The first half of the college football season has been deliciously unpredictable nationally. Here in Big Ten country, though, things have more or less played out like we thought they would.
The East Division looks like a two-team race between Michigan State and Ohio State. That's not a knock on Rutgers, the Big Ten's most pleasant surprise. But Rutgers' true Big Ten introduction takes place the next two weeks in Columbus and Lincoln. If the Scarlet Knights earn their #Chops, they become a real threat.
For now, it's about No. 8 Michigan State and No. 13 Ohio State, and their looming showdown Nov. 8 at Spartan Stadium under the lights.
And then there's the wild, wild West Division. It appeared to be the more balanced, more wide-open division entering the season, and it has stayed true to form. While some handed the division to Wisconsin back in August, they were the same folks spending too much time studying the Badgers' schedule and not enough time studying the Badgers' roster.
Minnesota and Iowa sit atop the division at 2-0 in league play, followed by Northwestern at 2-1 and Nebraska and Wisconsin both at 1-1. Nebraska's lone loss came in a cross-division game at Michigan State, while Northwestern (Minnesota) and Wisconsin (Northwestern) both have lost a division game.
There's not much separation between the five, and you can make a case for each to represent the West in Indy.
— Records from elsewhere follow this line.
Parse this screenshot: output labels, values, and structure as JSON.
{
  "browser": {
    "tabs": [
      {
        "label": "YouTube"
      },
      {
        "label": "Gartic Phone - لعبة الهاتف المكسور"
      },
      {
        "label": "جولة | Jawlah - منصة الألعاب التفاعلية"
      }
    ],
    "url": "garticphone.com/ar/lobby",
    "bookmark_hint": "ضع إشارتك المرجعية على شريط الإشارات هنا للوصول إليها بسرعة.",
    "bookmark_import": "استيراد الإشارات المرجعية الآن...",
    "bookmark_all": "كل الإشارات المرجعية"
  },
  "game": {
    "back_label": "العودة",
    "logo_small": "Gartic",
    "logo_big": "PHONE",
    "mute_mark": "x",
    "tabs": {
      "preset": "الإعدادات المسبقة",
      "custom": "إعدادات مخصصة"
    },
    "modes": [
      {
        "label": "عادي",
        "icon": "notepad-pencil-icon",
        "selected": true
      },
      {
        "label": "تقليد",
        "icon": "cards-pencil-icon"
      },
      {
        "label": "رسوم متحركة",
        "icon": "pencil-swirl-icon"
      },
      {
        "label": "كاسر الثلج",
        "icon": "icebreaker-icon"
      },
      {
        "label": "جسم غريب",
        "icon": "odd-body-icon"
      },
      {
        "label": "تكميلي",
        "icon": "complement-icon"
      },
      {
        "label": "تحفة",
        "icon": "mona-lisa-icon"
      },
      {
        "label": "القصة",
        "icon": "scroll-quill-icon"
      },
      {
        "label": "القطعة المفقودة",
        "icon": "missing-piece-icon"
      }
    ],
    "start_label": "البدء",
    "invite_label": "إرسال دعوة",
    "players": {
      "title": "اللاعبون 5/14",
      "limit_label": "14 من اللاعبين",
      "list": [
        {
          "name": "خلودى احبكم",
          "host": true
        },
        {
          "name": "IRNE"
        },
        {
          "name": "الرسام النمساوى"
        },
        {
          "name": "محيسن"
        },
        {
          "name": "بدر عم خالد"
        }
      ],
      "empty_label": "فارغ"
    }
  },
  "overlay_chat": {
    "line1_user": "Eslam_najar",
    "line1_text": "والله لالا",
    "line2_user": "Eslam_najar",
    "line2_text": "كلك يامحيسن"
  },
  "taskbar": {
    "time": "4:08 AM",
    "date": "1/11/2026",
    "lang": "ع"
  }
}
This has all the makings of a plot-twisting, cannibalizing, down-to-the-last-weekend, complex-tiebreaker-requiring, wildly entertaining division race.
But that's not the best thing for the Big Ten. Far from it. The Big Ten needs a Wyatt Earp to tame the wild, wild West.
Why? This season is all about the playoff -- who's in and who's out. The Big Ten needs to get in for an opportunity to validate itself nationally. Otherwise, irrelevance continues.
(Yes, I realize some Big Ten fans despise the ESPN-driven, all-about-the-playoff narrative. But it's the world we live in, so deal.)
The Big Ten's Week 2 and Week 3 struggles muddied its playoff path, but there's still a route to the field of four. Michigan State and Ohio State remain the league's top two candidates -- the Spartans much more so than the Buckeyes because of a higher quality loss (Oregon on the road versus Virginia Tech at home).
If Michigan State and Ohio State don't slip up before Nov. 8, the showdown in Sparta essentially becomes a playoff elimination game. No Big Ten team is getting in with two losses, no matter what zaniness happens in other conferences.
But the winner of OSU-MSU still likely will need help in the Big Ten championship game. The game has to be a résumé-boosting opportunity in the eyes of the playoff selection committee.
The only way that happens is if the opponent from the West Division also has one total loss, two at most.
If an 11-1 Michigan State or an 11-1 Ohio State faces a 3- or 4-loss West Division opponent at Lucas Oil Stadium, the game will fall off of the national radar. The selection committee will be focused elsewhere. There's not much to gain for the East champ and a lot to lose.
That's why the Big Ten needs someone to take charge in the West. The ideal candidates are Minnesota and Nebraska because both have quality losses (Gophers on the road against TCU, Huskers on the road against Michigan State). Iowa isn't a bad option at 11-1, but a home loss to Iowa State will be held against the Hawkeyes.
Northwestern is improving but already has three losses. Wisconsin's season-opening loss to LSU probably won't look great come November, so even a 10-2 Badgers team reaching Indy might not made the championship game meaningful enough.
There's also the possibility, albeit slim, that both Big Ten championship game participants are in the playoff mix. If Nebraska's lone loss is a 5-point setback at Michigan State, its résumé, which will include road wins against Northwestern, Wisconsin and Iowa, plus a home win against Minnesota, doesn't look too shabby. Minnesota would have benefited from TCU holding on against Baylor and continuing to win, but a Gophers team that runs the Big Ten table with wins against Ohio State (home), Nebraska (road) and Wisconsin (road) would get much more national respect than the current unranked product.
Iowa would need the committee to overlook a bad loss and an incredibly favorable Big Ten schedule (no Michigan State or Ohio State, toughest road game at Minnesota). Can't see it happening.
We're still looking at Michigan State as the Big Ten's most realistic playoff hopeful. If the Spartans reach Indy with a second consecutive perfect regular-season league record, they'll be on the playoff's doorstep.
But they might a nudge over the threshold. A quality opponent provides one.
It's why the wild, wild West needs a team -- ideally one with badges, Colt .45s and handlebar mustaches -- to restore playoff order.